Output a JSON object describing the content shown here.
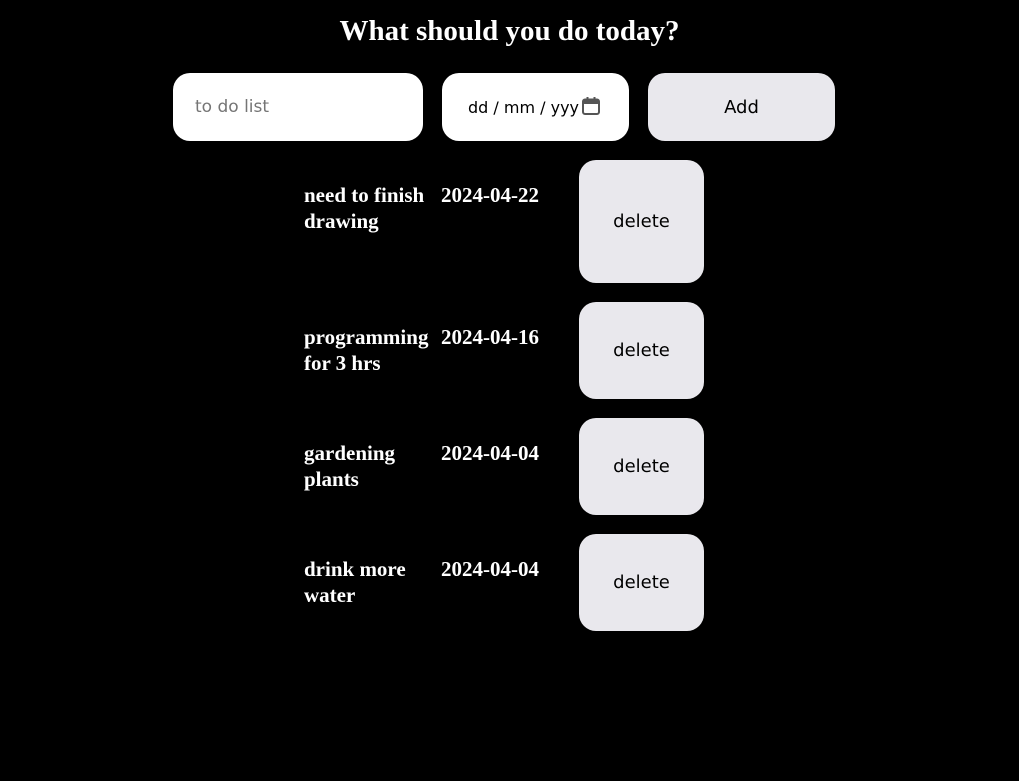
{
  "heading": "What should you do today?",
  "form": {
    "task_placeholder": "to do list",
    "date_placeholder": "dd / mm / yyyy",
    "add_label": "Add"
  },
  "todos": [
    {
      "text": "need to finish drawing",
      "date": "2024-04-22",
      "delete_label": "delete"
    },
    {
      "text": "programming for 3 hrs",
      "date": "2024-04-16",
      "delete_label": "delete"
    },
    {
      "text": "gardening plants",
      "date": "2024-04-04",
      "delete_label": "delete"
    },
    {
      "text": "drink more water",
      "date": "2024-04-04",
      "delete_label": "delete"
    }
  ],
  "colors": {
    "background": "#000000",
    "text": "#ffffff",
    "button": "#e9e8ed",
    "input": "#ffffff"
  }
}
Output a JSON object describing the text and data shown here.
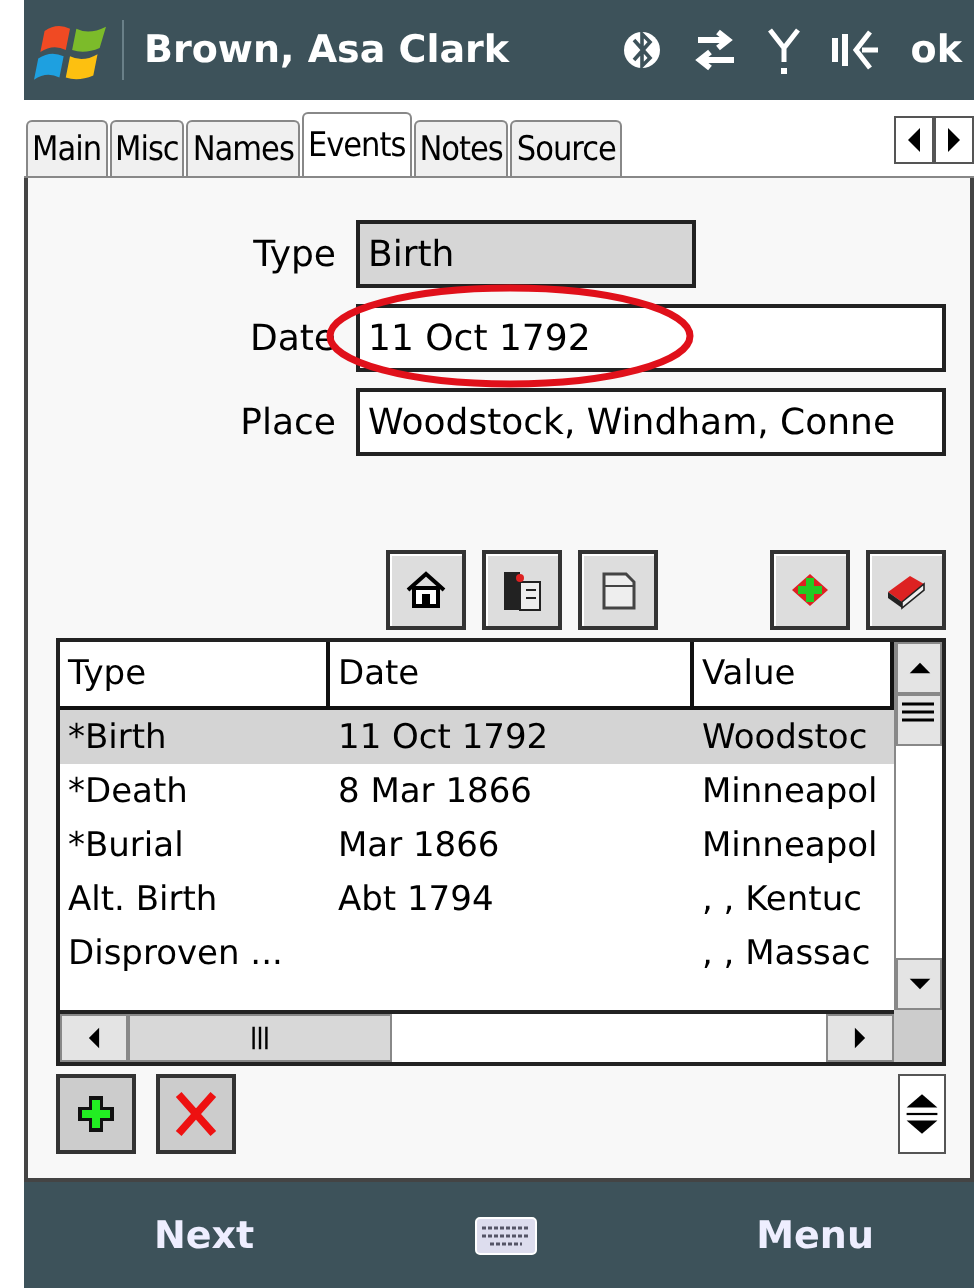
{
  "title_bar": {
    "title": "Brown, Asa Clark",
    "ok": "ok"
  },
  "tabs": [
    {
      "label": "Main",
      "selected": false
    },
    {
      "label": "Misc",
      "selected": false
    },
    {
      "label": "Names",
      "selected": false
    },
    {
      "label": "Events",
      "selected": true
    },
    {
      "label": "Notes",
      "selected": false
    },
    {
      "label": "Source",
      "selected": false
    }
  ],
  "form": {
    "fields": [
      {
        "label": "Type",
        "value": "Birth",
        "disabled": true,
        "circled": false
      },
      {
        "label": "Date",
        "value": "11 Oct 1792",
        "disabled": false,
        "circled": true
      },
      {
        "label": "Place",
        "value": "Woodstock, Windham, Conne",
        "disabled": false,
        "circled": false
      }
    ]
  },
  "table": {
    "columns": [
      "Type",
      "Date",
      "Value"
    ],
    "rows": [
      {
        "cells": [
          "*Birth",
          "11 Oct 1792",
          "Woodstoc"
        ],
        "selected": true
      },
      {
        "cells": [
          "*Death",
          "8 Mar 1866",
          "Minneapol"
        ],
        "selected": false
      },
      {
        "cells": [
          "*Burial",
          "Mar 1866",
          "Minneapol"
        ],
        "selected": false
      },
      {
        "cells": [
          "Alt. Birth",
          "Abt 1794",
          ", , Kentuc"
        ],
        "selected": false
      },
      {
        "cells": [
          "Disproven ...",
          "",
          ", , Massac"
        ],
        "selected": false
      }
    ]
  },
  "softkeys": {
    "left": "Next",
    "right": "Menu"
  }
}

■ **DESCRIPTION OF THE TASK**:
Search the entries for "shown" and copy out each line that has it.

■ **ANSWER SPACE**:
Output a JSON object describing the content shown here.
Output a JSON object describing the text and data shown here.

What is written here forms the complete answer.